Even as one oil and gas company, Antero, railed against community activists with the audacity to push for responsible drilling practices in and around communities, rivers and streams, two other companies self-reported possible water well contaminations related to drilling.
The Grand Junction Daily Sentinel over the weekend reported both EnCana and the Bill Barrett Corp. informed the Colorado Oil and Gas Conservation Commission (COGCC) that methane possibly related to drilling was found in domestic wells near West Divide Creek south of Silt.
That creek was the site of a 2004 seep that resulted in a COGCC fine of more than $370,000 levied against EnCana, and it continues to be a source of controversy in gas-rich Garfield County, where residential development butts up against ongoing drilling activity.

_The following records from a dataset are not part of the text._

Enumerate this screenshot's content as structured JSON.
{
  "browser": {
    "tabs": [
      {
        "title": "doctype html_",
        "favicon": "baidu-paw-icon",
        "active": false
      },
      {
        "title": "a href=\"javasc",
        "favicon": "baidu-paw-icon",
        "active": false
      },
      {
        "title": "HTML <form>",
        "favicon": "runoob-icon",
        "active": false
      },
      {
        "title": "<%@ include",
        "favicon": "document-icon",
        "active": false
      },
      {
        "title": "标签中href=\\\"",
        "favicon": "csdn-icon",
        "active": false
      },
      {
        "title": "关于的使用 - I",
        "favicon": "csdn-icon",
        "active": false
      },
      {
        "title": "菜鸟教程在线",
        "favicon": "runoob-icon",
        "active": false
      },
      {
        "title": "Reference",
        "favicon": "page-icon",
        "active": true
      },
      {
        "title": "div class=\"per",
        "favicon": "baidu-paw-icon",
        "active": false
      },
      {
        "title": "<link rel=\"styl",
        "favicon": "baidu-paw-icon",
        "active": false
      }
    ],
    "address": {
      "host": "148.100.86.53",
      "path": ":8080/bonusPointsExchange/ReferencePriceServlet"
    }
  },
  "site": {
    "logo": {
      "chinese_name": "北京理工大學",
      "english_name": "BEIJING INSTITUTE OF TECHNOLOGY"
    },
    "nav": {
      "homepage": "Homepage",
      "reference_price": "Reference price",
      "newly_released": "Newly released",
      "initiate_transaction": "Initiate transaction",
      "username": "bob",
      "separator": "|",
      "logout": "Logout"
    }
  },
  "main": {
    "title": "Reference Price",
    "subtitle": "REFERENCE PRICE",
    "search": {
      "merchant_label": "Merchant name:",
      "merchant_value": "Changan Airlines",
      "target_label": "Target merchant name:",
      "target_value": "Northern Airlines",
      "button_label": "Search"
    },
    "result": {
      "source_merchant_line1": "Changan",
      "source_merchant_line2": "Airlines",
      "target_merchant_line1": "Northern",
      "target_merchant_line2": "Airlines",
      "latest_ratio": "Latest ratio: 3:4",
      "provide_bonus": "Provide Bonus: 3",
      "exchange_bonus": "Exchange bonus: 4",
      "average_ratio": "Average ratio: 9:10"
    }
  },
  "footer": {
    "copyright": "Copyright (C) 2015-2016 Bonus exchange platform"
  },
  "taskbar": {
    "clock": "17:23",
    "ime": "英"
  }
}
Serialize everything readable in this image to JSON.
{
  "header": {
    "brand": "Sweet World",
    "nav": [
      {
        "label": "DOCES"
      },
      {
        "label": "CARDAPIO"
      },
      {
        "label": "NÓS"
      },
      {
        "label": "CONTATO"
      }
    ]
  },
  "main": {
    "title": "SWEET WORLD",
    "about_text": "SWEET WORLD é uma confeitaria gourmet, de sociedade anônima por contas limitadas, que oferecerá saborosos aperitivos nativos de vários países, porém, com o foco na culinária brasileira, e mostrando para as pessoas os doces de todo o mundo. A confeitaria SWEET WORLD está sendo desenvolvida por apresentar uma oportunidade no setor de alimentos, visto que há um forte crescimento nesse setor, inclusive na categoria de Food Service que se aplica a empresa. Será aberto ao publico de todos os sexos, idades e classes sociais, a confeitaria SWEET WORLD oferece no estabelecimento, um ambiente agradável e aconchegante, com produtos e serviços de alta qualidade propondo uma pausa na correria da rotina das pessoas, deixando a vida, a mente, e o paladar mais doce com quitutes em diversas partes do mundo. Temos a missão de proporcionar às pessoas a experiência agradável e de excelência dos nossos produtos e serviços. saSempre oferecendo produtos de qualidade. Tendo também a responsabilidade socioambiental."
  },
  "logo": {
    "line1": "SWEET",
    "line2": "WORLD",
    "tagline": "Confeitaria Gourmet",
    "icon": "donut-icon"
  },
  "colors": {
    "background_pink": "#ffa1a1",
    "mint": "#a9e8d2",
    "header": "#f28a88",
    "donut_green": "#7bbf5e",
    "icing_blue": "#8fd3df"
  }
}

Denver-based Antero Resources, for instance, is seeking to drill up to 200 new wells in the Battlement Mesa community of 5,000, where grassroots activist groups like the Grand Valley Citizens Alliance and Battlement Concerned Citizens are fighting for best practices in such close proximity to area homes.
That level of activism prompted a letter from Antero president and CEO Paul Rady, who wrote mineral rights owners urging them to lobby the Garfield County commissioners ahead of their special-use permit review of the Battlement Mesa proposal.
The letter, according to the Sentinel, led to a press release from the Grand Valley Citizens Alliance questioning Rady’s tactics.